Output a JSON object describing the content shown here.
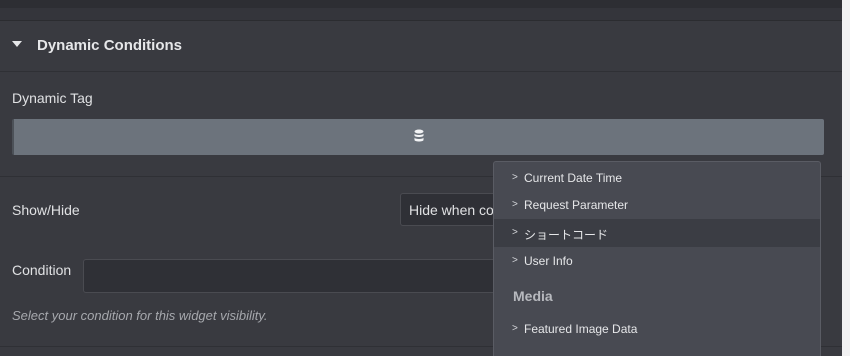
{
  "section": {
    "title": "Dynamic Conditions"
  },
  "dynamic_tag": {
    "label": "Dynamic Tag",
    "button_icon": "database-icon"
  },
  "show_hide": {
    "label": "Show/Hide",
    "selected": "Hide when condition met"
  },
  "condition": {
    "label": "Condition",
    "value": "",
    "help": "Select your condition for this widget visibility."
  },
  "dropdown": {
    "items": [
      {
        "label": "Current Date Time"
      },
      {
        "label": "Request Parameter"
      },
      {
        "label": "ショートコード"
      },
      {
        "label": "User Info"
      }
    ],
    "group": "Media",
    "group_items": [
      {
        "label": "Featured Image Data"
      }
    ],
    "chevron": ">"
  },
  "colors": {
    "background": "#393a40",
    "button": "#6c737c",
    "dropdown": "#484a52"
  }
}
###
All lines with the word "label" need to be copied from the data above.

    "label": "Dynamic Tag",
    "label": "Show/Hide",
    "label": "Condition",
        "label": "Current Date Time"
        "label": "Request Parameter"
        "label": "ショートコード"
        "label": "User Info"
        "label": "Featured Image Data"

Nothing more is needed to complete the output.